Predictors of self-reported sexually transmitted diseases among homeless and runaway adolescents

Research output: Contribution to journalArticlepeer-review

44 Scopus citations

Abstract

Path analysis was used to investigate factors associated with self-reported sexually transmitted diseases among 569 homeless and runaway adolescents in four Midwestern states. Youth were interviewed by outreach workers directly on the streets, in shelters, and in drop-in centers. Results indicated that family abuse was positively related to substance use, affiliation with friends who sold sex, and time on own. Early family abuse indirectly increased the likelihood of self-reported sexually transmitted diseases through time on own, substance use, friends selling sex, and risky sexual behaviors. Finally, substance use and affiliation with friends who sold sex was positively associated with risky sexual behaviors, which in turn was related to self-reported sexually transmitted diseases. No significant gender interactions were found for this model.

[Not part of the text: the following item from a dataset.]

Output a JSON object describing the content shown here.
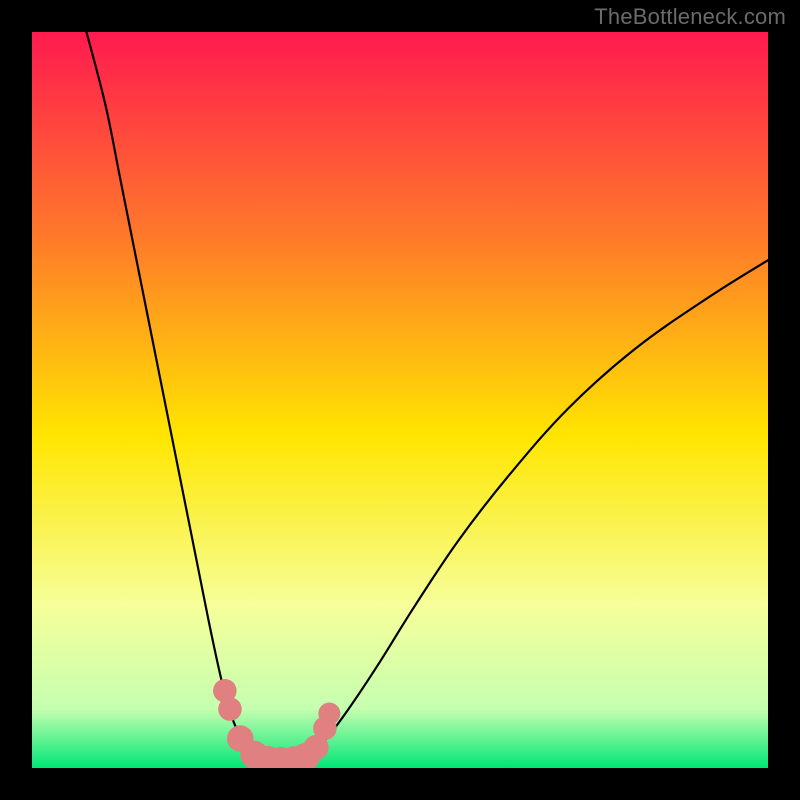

Original languageEnglish (US)
Pages (from-to)369-377
Number of pages9
JournalJournal of Sex Research
Volume37
Issue number4
DOIs
StatePublished - Nov 2000

ASJC Scopus subject areas

  • Gender Studies
  • Sociology and Political Science
  • Psychology(all)
  • History and Philosophy of Science

Fingerprint Dive into the research topics of 'Predictors of self-reported sexually transmitted diseases among homeless and runaway adolescents'. Together they form a unique fingerprint.

Cite this